Web page and app entries:
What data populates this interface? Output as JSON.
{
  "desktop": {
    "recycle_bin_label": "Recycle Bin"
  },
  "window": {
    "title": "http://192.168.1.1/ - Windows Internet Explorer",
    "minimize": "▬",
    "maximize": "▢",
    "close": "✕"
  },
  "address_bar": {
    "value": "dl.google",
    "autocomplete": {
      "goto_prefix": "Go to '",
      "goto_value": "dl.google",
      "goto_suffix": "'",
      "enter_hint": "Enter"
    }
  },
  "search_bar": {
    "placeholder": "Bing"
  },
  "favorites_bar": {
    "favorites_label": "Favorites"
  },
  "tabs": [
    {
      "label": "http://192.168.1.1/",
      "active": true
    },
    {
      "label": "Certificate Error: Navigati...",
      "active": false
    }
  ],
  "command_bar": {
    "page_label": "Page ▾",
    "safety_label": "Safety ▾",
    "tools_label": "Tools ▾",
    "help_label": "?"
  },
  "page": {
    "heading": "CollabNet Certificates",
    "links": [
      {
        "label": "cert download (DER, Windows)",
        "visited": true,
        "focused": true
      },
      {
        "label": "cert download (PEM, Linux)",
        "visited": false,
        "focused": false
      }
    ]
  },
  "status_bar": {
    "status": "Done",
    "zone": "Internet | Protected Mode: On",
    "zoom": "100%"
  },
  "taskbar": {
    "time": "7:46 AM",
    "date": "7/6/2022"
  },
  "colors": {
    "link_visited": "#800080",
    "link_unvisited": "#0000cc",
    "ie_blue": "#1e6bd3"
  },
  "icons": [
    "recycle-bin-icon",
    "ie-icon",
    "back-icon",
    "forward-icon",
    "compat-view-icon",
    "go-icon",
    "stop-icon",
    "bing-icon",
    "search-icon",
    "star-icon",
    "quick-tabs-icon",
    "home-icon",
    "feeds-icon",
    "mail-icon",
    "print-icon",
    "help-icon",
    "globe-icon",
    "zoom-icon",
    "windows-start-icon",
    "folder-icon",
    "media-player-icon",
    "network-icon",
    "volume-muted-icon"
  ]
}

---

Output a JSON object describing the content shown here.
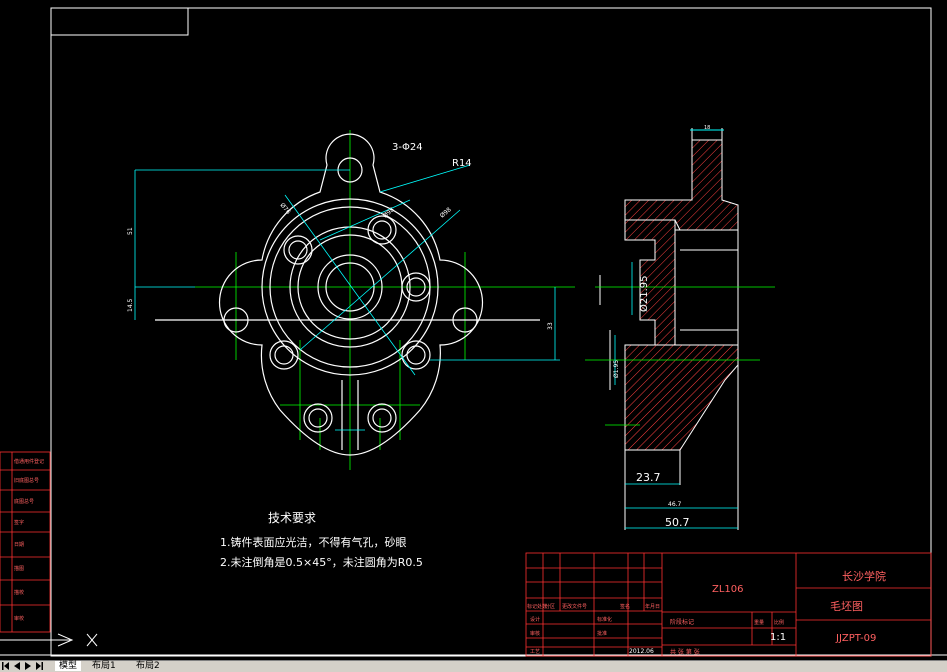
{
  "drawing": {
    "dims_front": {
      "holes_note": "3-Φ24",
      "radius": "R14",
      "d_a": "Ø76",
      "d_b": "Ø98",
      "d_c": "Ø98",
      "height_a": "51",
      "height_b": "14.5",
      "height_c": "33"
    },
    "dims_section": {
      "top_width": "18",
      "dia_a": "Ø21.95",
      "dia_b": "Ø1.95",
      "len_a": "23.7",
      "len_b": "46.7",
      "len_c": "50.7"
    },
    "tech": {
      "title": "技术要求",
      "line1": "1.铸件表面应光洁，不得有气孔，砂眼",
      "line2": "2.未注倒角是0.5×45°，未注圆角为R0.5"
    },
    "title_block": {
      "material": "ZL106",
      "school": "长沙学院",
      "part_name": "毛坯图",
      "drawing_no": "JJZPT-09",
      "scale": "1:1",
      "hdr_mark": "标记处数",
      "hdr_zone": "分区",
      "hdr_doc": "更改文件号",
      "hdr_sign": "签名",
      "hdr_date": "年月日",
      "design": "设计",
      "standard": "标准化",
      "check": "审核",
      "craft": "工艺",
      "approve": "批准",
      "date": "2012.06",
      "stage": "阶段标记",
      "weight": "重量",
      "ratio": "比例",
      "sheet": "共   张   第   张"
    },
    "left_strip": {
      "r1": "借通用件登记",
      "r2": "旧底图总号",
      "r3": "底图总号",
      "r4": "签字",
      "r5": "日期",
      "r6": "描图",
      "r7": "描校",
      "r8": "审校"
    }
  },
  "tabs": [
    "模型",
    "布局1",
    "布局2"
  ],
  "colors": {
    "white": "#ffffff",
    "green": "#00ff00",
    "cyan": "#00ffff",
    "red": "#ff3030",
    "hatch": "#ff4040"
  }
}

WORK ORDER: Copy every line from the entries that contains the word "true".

TASK OUTPUT:
      "active": true
        "visited": true,
        "focused": true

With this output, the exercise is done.